(Record set begins)

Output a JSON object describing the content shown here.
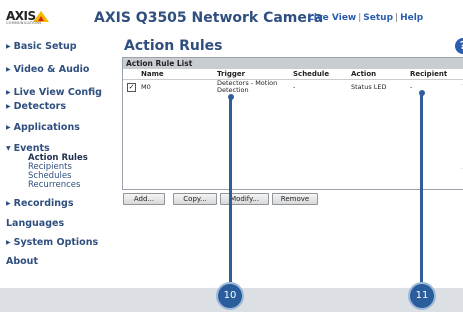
{
  "header": {
    "logo_text": "AXIS",
    "logo_subtext": "COMMUNICATIONS",
    "camera_title": "AXIS Q3505 Network Camera",
    "links": [
      "Live View",
      "Setup",
      "Help"
    ]
  },
  "sidebar": {
    "items": [
      {
        "label": "Basic Setup"
      },
      {
        "label": "Video & Audio"
      },
      {
        "label": "Live View Config"
      },
      {
        "label": "Detectors"
      },
      {
        "label": "Applications"
      },
      {
        "label": "Events"
      },
      {
        "label": "Recordings"
      },
      {
        "label": "Languages"
      },
      {
        "label": "System Options"
      },
      {
        "label": "About"
      }
    ],
    "events_sub": [
      "Action Rules",
      "Recipients",
      "Schedules",
      "Recurrences"
    ]
  },
  "main": {
    "title": "Action Rules",
    "panel_title": "Action Rule List",
    "columns": [
      "Name",
      "Trigger",
      "Schedule",
      "Action",
      "Recipient"
    ],
    "rows": [
      {
        "checked": true,
        "name": "M0",
        "trigger_line1": "Detectors - Motion",
        "trigger_line2": "Detection",
        "schedule": "-",
        "action": "Status LED",
        "recipient": "-"
      }
    ],
    "buttons": [
      "Add...",
      "Copy...",
      "Modify...",
      "Remove"
    ]
  },
  "callouts": [
    "10",
    "11"
  ],
  "colors": {
    "brand_blue": "#2f4f7f",
    "link_blue": "#2a5db0",
    "callout_blue": "#2a5d9c",
    "logo_yellow": "#f5b800",
    "logo_red": "#d9261c"
  },
  "icons": {
    "help": "question-mark-circle",
    "nav_arrow": "triangle-right",
    "nav_arrow_open": "triangle-down"
  }
}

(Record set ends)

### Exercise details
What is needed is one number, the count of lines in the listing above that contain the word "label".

### Solution to the problem
10